◆ Problem: Should a line below contain the word "this", report it.

[Website and app data records]
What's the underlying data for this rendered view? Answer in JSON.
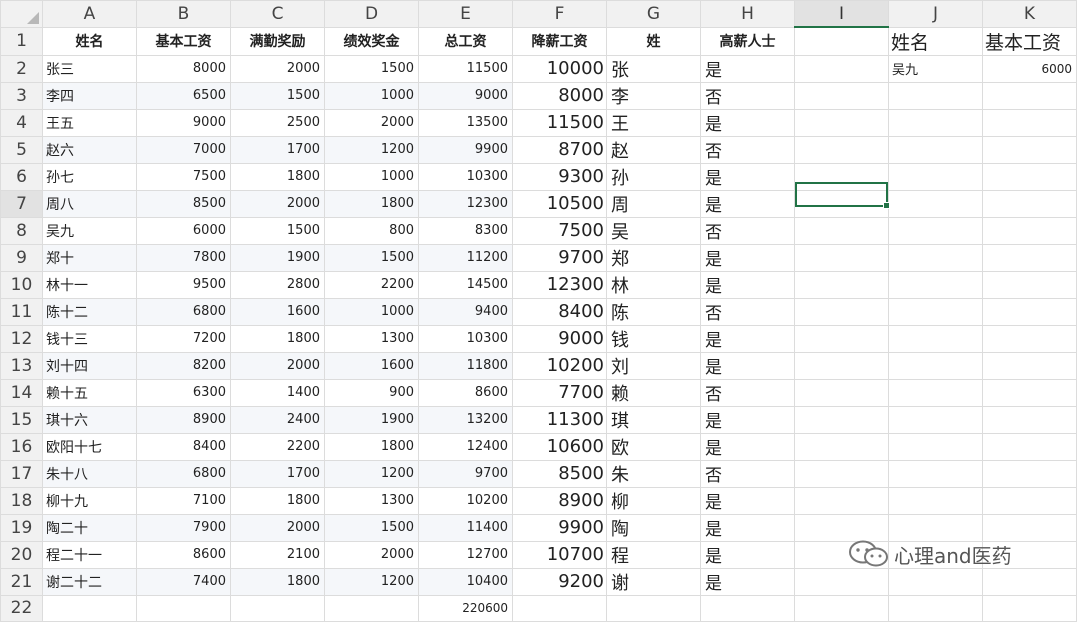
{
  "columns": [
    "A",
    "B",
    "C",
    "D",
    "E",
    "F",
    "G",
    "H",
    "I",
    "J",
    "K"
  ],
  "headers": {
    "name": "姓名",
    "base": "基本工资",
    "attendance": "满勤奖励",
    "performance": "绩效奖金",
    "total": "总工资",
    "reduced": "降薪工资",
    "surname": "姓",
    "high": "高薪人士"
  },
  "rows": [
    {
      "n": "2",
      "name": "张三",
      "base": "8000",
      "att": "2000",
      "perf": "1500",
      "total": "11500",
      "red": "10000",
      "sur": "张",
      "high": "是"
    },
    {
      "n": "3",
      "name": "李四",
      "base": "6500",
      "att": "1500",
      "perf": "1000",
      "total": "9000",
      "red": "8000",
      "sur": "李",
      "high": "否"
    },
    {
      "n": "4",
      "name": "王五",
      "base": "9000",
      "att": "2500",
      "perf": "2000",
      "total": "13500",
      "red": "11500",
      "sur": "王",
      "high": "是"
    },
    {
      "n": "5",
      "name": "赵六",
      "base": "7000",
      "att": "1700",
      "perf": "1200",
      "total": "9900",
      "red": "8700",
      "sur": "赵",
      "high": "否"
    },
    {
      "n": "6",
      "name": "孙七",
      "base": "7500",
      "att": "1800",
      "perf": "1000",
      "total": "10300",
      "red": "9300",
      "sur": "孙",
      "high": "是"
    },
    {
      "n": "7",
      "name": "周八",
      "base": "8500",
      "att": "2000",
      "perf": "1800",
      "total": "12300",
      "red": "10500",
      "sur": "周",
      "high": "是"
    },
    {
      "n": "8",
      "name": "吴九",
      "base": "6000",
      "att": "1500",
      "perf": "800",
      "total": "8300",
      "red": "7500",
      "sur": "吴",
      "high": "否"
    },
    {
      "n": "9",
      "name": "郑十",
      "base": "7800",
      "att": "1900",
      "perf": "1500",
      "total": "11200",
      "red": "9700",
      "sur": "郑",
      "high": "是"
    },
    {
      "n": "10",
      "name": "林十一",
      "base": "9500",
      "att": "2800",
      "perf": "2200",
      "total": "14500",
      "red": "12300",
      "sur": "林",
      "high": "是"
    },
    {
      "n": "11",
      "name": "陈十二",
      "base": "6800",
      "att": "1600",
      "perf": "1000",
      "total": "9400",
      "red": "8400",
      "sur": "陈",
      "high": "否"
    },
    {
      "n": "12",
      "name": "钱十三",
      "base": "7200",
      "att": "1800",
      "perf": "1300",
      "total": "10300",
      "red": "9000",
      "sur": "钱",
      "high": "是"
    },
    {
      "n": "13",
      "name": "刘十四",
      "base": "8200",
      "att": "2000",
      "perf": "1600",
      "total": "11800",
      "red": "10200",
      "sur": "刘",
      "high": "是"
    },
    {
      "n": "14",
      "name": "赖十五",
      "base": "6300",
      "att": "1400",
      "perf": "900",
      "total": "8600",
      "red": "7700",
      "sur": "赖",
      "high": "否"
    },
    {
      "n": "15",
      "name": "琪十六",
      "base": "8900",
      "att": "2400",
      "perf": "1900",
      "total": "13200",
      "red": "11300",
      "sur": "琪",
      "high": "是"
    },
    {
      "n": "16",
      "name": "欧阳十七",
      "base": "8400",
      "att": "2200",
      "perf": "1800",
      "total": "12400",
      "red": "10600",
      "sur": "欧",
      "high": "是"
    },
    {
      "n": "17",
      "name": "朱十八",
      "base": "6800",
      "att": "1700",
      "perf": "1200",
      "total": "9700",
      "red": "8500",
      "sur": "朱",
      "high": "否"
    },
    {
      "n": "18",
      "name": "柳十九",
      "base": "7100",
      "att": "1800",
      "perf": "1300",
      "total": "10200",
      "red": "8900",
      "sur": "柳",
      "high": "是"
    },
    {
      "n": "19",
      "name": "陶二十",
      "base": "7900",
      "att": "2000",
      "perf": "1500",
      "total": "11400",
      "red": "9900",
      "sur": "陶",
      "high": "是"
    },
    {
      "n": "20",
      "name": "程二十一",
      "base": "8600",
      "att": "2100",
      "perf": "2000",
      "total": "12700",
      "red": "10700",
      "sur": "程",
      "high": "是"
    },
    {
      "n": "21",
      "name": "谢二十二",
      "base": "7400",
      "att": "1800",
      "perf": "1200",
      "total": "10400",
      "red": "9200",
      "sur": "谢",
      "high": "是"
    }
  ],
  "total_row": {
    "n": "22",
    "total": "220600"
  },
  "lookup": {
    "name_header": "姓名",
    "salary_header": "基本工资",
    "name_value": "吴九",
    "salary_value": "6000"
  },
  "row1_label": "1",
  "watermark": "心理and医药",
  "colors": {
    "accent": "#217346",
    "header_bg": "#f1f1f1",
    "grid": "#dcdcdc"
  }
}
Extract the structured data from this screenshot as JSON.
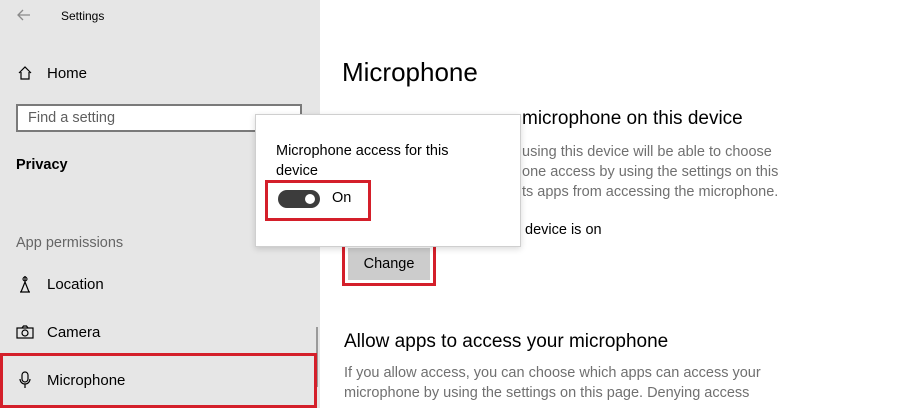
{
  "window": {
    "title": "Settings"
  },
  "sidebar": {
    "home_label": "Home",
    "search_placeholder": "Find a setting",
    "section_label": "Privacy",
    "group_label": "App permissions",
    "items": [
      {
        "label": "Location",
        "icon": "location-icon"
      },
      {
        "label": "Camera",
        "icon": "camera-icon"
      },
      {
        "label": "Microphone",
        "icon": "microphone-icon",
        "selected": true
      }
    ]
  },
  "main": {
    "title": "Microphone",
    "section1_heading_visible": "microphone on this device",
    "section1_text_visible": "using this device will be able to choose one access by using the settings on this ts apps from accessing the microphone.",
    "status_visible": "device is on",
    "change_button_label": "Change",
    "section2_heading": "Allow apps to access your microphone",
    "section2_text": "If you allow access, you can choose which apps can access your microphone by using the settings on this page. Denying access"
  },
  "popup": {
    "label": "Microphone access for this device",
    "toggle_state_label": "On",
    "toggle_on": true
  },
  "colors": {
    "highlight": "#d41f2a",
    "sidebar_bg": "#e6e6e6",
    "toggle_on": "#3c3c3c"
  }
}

◆ Answer:
What's the underlying data for this rendered view? Answer in JSON.
Extract the structured data from this screenshot as JSON.
    "section1_heading_visible": "microphone on this device",
    "section1_text_visible": "using this device will be able to choose one access by using the settings on this ts apps from accessing the microphone.",
    "section2_text": "If you allow access, you can choose which apps can access your microphone by using the settings on this page. Denying access"
    "label": "Microphone access for this device",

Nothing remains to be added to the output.